Saved entries:

·····

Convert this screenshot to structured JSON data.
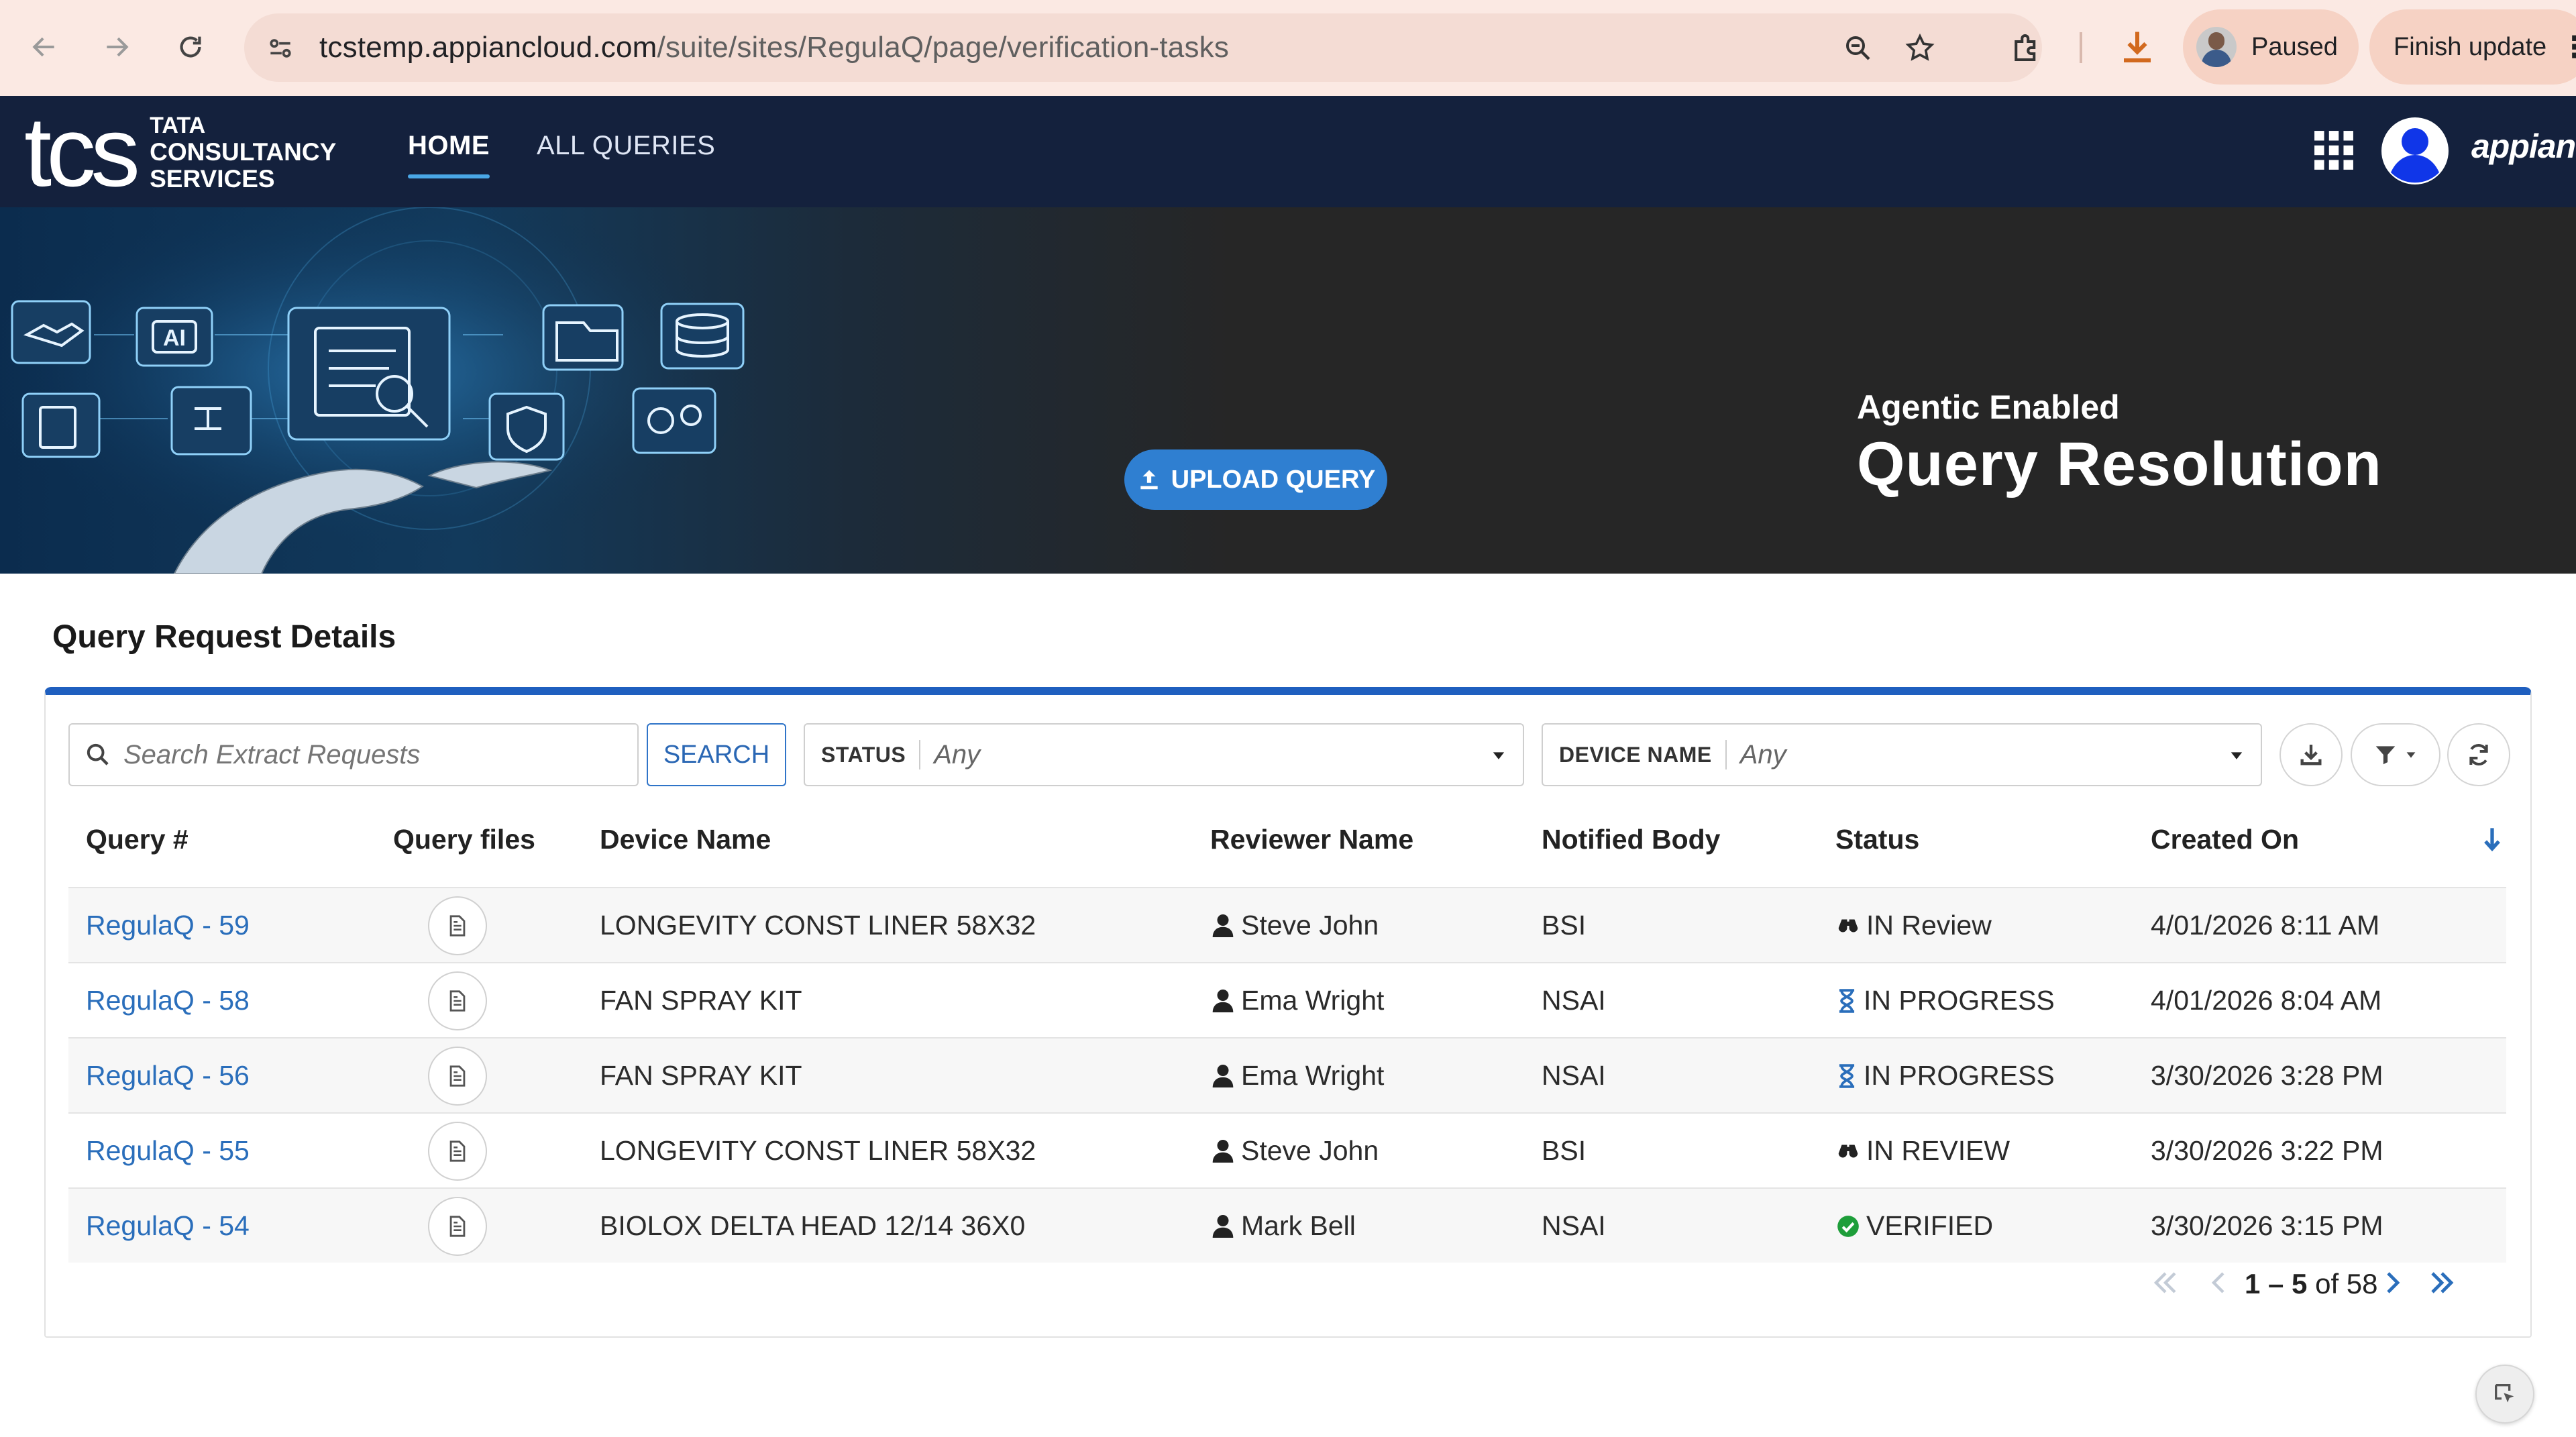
{
  "browser": {
    "url_host": "tcstemp.appiancloud.com",
    "url_path": "/suite/sites/RegulaQ/page/verification-tasks",
    "profile_status": "Paused",
    "update_label": "Finish update"
  },
  "header": {
    "logo_mark": "tcs",
    "logo_line1": "TATA",
    "logo_line2": "CONSULTANCY",
    "logo_line3": "SERVICES",
    "tabs": [
      {
        "label": "HOME",
        "active": true
      },
      {
        "label": "ALL QUERIES",
        "active": false
      }
    ],
    "brand": "appian"
  },
  "banner": {
    "upload_label": "UPLOAD QUERY",
    "subtitle": "Agentic Enabled",
    "title": "Query Resolution",
    "art_ai_label": "AI"
  },
  "main": {
    "section_title": "Query Request Details",
    "search": {
      "placeholder": "Search Extract Requests",
      "button_label": "SEARCH"
    },
    "filters": [
      {
        "label": "STATUS",
        "value": "Any"
      },
      {
        "label": "DEVICE NAME",
        "value": "Any"
      }
    ],
    "columns": [
      "Query #",
      "Query files",
      "Device Name",
      "Reviewer Name",
      "Notified Body",
      "Status",
      "Created On"
    ],
    "rows": [
      {
        "query": "RegulaQ - 59",
        "device": "LONGEVITY CONST LINER 58X32",
        "reviewer": "Steve John",
        "body": "BSI",
        "status": "IN Review",
        "status_icon": "binoculars-icon",
        "created": "4/01/2026 8:11 AM"
      },
      {
        "query": "RegulaQ - 58",
        "device": "FAN SPRAY KIT",
        "reviewer": "Ema Wright",
        "body": "NSAI",
        "status": "IN PROGRESS",
        "status_icon": "hourglass-icon",
        "created": "4/01/2026 8:04 AM"
      },
      {
        "query": "RegulaQ - 56",
        "device": "FAN SPRAY KIT",
        "reviewer": "Ema Wright",
        "body": "NSAI",
        "status": "IN PROGRESS",
        "status_icon": "hourglass-icon",
        "created": "3/30/2026 3:28 PM"
      },
      {
        "query": "RegulaQ - 55",
        "device": "LONGEVITY CONST LINER 58X32",
        "reviewer": "Steve John",
        "body": "BSI",
        "status": "IN REVIEW",
        "status_icon": "binoculars-icon",
        "created": "3/30/2026 3:22 PM"
      },
      {
        "query": "RegulaQ - 54",
        "device": "BIOLOX DELTA HEAD 12/14 36X0",
        "reviewer": "Mark Bell",
        "body": "NSAI",
        "status": "VERIFIED",
        "status_icon": "check-circle-icon",
        "created": "3/30/2026 3:15 PM"
      }
    ],
    "pager": {
      "range": "1 – 5",
      "of_label": "of 58"
    }
  },
  "colors": {
    "header_bg": "#14213d",
    "accent_blue": "#1f5fbf",
    "link": "#2a6ebb",
    "upload_btn": "#2f7fd1",
    "verified_green": "#1e9e3a"
  }
}
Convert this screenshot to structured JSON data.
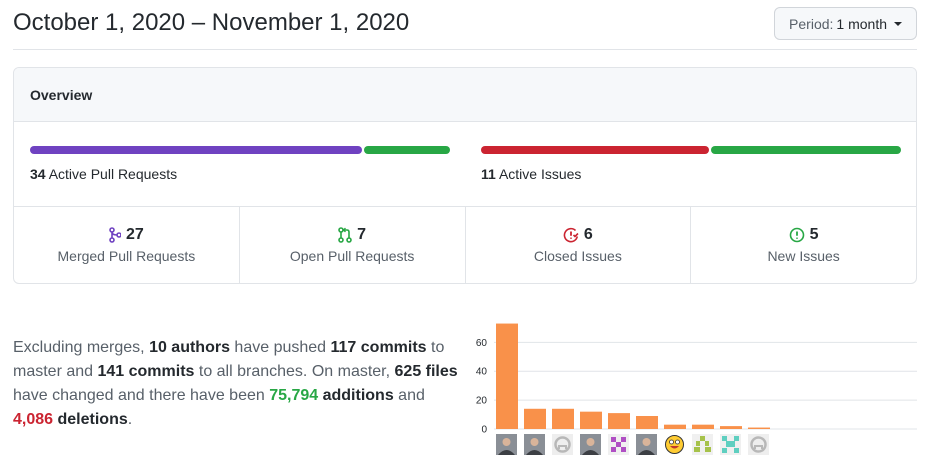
{
  "header": {
    "title": "October 1, 2020 – November 1, 2020",
    "period_label": "Period:",
    "period_value": "1 month"
  },
  "overview": {
    "title": "Overview",
    "pull_requests": {
      "count": "34",
      "label": "Active Pull Requests",
      "merged_share": 0.794,
      "open_share": 0.206,
      "merged_color": "#6f42c1",
      "open_color": "#28a745"
    },
    "issues": {
      "count": "11",
      "label": "Active Issues",
      "closed_share": 0.545,
      "new_share": 0.455,
      "closed_color": "#cb2431",
      "new_color": "#28a745"
    },
    "stats": [
      {
        "icon": "merge-icon",
        "count": "27",
        "label": "Merged Pull Requests",
        "color": "#6f42c1"
      },
      {
        "icon": "pull-request-icon",
        "count": "7",
        "label": "Open Pull Requests",
        "color": "#28a745"
      },
      {
        "icon": "issue-closed-icon",
        "count": "6",
        "label": "Closed Issues",
        "color": "#cb2431"
      },
      {
        "icon": "issue-opened-icon",
        "count": "5",
        "label": "New Issues",
        "color": "#28a745"
      }
    ]
  },
  "summary": {
    "t1": "Excluding merges, ",
    "authors": "10 authors",
    "t2": " have pushed ",
    "commits_master": "117 commits",
    "t3": " to master and ",
    "commits_all": "141 commits",
    "t4": " to all branches. On master, ",
    "files": "625 files",
    "t5": " have changed and there have been ",
    "additions_num": "75,794",
    "additions_word": "additions",
    "t6": " and ",
    "deletions_num": "4,086",
    "deletions_word": "deletions",
    "t7": "."
  },
  "chart_data": {
    "type": "bar",
    "title": "",
    "xlabel": "",
    "ylabel": "",
    "ylim": [
      0,
      72
    ],
    "yticks": [
      0,
      20,
      40,
      60
    ],
    "grid": true,
    "color": "#f9914a",
    "values": [
      73,
      14,
      14,
      12,
      11,
      9,
      3,
      3,
      2,
      1
    ],
    "avatars": [
      "photo-avatar",
      "photo-avatar",
      "github-default-avatar",
      "photo-avatar",
      "identicon-purple",
      "photo-avatar",
      "emoji-avatar",
      "identicon-green",
      "identicon-teal",
      "github-default-avatar"
    ]
  }
}
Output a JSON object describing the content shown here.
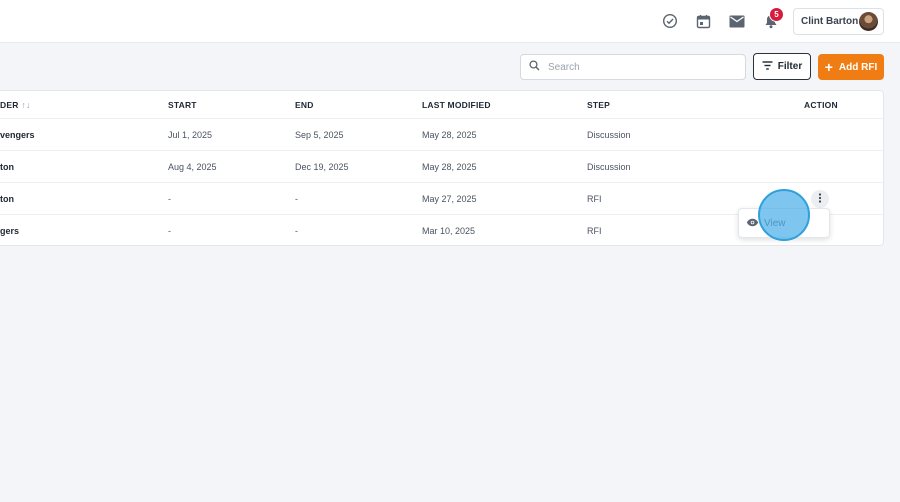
{
  "header": {
    "icons": [
      "check-circle-icon",
      "calendar-icon",
      "mail-icon",
      "bell-icon"
    ],
    "notification_count": "5",
    "user_name": "Clint Barton"
  },
  "toolbar": {
    "search_placeholder": "Search",
    "filter_label": "Filter",
    "add_label": "Add RFI"
  },
  "table": {
    "columns": {
      "first": "DER",
      "first_sort": "↑↓",
      "start": "START",
      "end": "END",
      "last_modified": "LAST MODIFIED",
      "step": "STEP",
      "action": "ACTION"
    },
    "rows": [
      {
        "name": "vengers",
        "start": "Jul 1, 2025",
        "end": "Sep 5, 2025",
        "last_modified": "May 28, 2025",
        "step": "Discussion"
      },
      {
        "name": "ton",
        "start": "Aug 4, 2025",
        "end": "Dec 19, 2025",
        "last_modified": "May 28, 2025",
        "step": "Discussion"
      },
      {
        "name": "ton",
        "start": "-",
        "end": "-",
        "last_modified": "May 27, 2025",
        "step": "RFI"
      },
      {
        "name": "gers",
        "start": "-",
        "end": "-",
        "last_modified": "Mar 10, 2025",
        "step": "RFI"
      }
    ]
  },
  "row_menu": {
    "view_label": "View"
  },
  "colors": {
    "accent_orange": "#f07d13",
    "badge_red": "#d81b3c",
    "click_highlight": "#4cb0ea"
  }
}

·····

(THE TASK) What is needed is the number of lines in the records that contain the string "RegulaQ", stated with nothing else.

(SOLUTION TO THE EXERCISE) 6